━━━━━ Provided material

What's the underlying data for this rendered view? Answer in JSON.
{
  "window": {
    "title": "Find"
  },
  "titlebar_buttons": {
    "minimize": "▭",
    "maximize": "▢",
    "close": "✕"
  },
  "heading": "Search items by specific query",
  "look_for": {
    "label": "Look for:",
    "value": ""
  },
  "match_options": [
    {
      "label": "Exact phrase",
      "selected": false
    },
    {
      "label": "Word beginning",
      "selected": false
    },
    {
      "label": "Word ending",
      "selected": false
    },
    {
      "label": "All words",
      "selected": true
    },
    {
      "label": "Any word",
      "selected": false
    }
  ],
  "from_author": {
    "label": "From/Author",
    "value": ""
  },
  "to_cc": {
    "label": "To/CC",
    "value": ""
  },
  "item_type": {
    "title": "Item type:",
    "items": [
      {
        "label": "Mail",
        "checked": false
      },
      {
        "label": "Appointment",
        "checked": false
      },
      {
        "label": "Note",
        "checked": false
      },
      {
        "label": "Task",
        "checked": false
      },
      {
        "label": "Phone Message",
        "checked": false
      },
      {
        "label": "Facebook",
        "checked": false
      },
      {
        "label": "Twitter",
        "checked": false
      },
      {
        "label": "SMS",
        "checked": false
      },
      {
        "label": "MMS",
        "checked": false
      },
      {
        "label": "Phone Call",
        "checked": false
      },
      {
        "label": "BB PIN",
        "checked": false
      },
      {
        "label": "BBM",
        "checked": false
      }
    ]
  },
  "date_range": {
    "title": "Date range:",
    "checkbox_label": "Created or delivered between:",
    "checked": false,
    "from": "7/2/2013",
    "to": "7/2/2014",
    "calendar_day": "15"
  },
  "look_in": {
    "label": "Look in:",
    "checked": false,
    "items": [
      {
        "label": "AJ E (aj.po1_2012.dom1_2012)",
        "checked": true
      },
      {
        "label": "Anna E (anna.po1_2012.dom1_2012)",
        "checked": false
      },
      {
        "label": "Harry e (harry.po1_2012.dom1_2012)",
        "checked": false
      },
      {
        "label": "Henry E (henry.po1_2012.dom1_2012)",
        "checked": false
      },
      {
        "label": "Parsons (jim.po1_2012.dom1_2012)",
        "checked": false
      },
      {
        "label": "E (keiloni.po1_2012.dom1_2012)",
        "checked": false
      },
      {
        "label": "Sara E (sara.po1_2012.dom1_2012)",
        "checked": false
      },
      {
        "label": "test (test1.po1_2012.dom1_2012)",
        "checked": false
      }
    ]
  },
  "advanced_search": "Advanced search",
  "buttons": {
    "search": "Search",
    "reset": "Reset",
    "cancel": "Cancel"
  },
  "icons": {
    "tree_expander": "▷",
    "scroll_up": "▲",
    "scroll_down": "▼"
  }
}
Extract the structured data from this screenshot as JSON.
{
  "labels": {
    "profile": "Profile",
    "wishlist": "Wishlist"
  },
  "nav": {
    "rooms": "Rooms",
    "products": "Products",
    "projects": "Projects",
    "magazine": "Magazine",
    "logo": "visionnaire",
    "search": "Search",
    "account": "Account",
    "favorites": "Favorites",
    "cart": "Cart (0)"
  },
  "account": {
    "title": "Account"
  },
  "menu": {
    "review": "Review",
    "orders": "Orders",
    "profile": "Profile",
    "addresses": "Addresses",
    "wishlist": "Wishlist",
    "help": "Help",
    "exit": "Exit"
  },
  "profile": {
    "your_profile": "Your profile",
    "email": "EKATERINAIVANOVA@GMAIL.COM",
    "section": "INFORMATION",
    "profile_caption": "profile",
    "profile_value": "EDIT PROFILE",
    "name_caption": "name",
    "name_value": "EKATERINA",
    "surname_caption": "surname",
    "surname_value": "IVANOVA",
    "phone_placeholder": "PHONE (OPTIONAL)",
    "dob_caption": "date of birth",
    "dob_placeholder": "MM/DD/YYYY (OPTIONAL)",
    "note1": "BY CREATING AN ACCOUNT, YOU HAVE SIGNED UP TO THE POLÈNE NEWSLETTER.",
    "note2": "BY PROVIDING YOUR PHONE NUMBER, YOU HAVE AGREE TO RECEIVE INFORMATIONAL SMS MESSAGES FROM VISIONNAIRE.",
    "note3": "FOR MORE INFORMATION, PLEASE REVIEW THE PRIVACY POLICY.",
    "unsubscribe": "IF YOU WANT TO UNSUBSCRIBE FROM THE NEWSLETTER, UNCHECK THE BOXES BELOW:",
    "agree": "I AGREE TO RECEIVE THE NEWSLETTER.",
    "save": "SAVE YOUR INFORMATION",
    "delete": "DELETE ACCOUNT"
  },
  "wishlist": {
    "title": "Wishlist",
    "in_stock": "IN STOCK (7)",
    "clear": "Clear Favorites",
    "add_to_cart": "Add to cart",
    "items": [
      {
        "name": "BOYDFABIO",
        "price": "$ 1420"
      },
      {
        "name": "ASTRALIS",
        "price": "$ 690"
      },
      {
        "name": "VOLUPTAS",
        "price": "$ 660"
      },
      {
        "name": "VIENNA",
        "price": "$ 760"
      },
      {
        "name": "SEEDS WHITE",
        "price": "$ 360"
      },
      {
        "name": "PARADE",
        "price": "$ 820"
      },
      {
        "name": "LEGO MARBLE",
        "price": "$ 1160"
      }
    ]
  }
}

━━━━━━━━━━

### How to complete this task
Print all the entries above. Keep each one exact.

### Exercise answer
What's the underlying data for this rendered view? Answer in JSON.
{
  "window": {
    "title": "Find"
  },
  "titlebar_buttons": {
    "minimize": "▭",
    "maximize": "▢",
    "close": "✕"
  },
  "heading": "Search items by specific query",
  "look_for": {
    "label": "Look for:",
    "value": ""
  },
  "match_options": [
    {
      "label": "Exact phrase",
      "selected": false
    },
    {
      "label": "Word beginning",
      "selected": false
    },
    {
      "label": "Word ending",
      "selected": false
    },
    {
      "label": "All words",
      "selected": true
    },
    {
      "label": "Any word",
      "selected": false
    }
  ],
  "from_author": {
    "label": "From/Author",
    "value": ""
  },
  "to_cc": {
    "label": "To/CC",
    "value": ""
  },
  "item_type": {
    "title": "Item type:",
    "items": [
      {
        "label": "Mail",
        "checked": false
      },
      {
        "label": "Appointment",
        "checked": false
      },
      {
        "label": "Note",
        "checked": false
      },
      {
        "label": "Task",
        "checked": false
      },
      {
        "label": "Phone Message",
        "checked": false
      },
      {
        "label": "Facebook",
        "checked": false
      },
      {
        "label": "Twitter",
        "checked": false
      },
      {
        "label": "SMS",
        "checked": false
      },
      {
        "label": "MMS",
        "checked": false
      },
      {
        "label": "Phone Call",
        "checked": false
      },
      {
        "label": "BB PIN",
        "checked": false
      },
      {
        "label": "BBM",
        "checked": false
      }
    ]
  },
  "date_range": {
    "title": "Date range:",
    "checkbox_label": "Created or delivered between:",
    "checked": false,
    "from": "7/2/2013",
    "to": "7/2/2014",
    "calendar_day": "15"
  },
  "look_in": {
    "label": "Look in:",
    "checked": false,
    "items": [
      {
        "label": "AJ E (aj.po1_2012.dom1_2012)",
        "checked": true
      },
      {
        "label": "Anna E (anna.po1_2012.dom1_2012)",
        "checked": false
      },
      {
        "label": "Harry e (harry.po1_2012.dom1_2012)",
        "checked": false
      },
      {
        "label": "Henry E (henry.po1_2012.dom1_2012)",
        "checked": false
      },
      {
        "label": "Parsons (jim.po1_2012.dom1_2012)",
        "checked": false
      },
      {
        "label": "E (keiloni.po1_2012.dom1_2012)",
        "checked": false
      },
      {
        "label": "Sara E (sara.po1_2012.dom1_2012)",
        "checked": false
      },
      {
        "label": "test (test1.po1_2012.dom1_2012)",
        "checked": false
      }
    ]
  },
  "advanced_search": "Advanced search",
  "buttons": {
    "search": "Search",
    "reset": "Reset",
    "cancel": "Cancel"
  },
  "icons": {
    "tree_expander": "▷",
    "scroll_up": "▲",
    "scroll_down": "▼"
  }
}
Extract the structured data from this screenshot as JSON.
{
  "labels": {
    "profile": "Profile",
    "wishlist": "Wishlist"
  },
  "nav": {
    "rooms": "Rooms",
    "products": "Products",
    "projects": "Projects",
    "magazine": "Magazine",
    "logo": "visionnaire",
    "search": "Search",
    "account": "Account",
    "favorites": "Favorites",
    "cart": "Cart (0)"
  },
  "account": {
    "title": "Account"
  },
  "menu": {
    "review": "Review",
    "orders": "Orders",
    "profile": "Profile",
    "addresses": "Addresses",
    "wishlist": "Wishlist",
    "help": "Help",
    "exit": "Exit"
  },
  "profile": {
    "your_profile": "Your profile",
    "email": "EKATERINAIVANOVA@GMAIL.COM",
    "section": "INFORMATION",
    "profile_caption": "profile",
    "profile_value": "EDIT PROFILE",
    "name_caption": "name",
    "name_value": "EKATERINA",
    "surname_caption": "surname",
    "surname_value": "IVANOVA",
    "phone_placeholder": "PHONE (OPTIONAL)",
    "dob_caption": "date of birth",
    "dob_placeholder": "MM/DD/YYYY (OPTIONAL)",
    "note1": "BY CREATING AN ACCOUNT, YOU HAVE SIGNED UP TO THE POLÈNE NEWSLETTER.",
    "note2": "BY PROVIDING YOUR PHONE NUMBER, YOU HAVE AGREE TO RECEIVE INFORMATIONAL SMS MESSAGES FROM VISIONNAIRE.",
    "note3": "FOR MORE INFORMATION, PLEASE REVIEW THE PRIVACY POLICY.",
    "unsubscribe": "IF YOU WANT TO UNSUBSCRIBE FROM THE NEWSLETTER, UNCHECK THE BOXES BELOW:",
    "agree": "I AGREE TO RECEIVE THE NEWSLETTER.",
    "save": "SAVE YOUR INFORMATION",
    "delete": "DELETE ACCOUNT"
  },
  "wishlist": {
    "title": "Wishlist",
    "in_stock": "IN STOCK (7)",
    "clear": "Clear Favorites",
    "add_to_cart": "Add to cart",
    "items": [
      {
        "name": "BOYDFABIO",
        "price": "$ 1420"
      },
      {
        "name": "ASTRALIS",
        "price": "$ 690"
      },
      {
        "name": "VOLUPTAS",
        "price": "$ 660"
      },
      {
        "name": "VIENNA",
        "price": "$ 760"
      },
      {
        "name": "SEEDS WHITE",
        "price": "$ 360"
      },
      {
        "name": "PARADE",
        "price": "$ 820"
      },
      {
        "name": "LEGO MARBLE",
        "price": "$ 1160"
      }
    ]
  }
}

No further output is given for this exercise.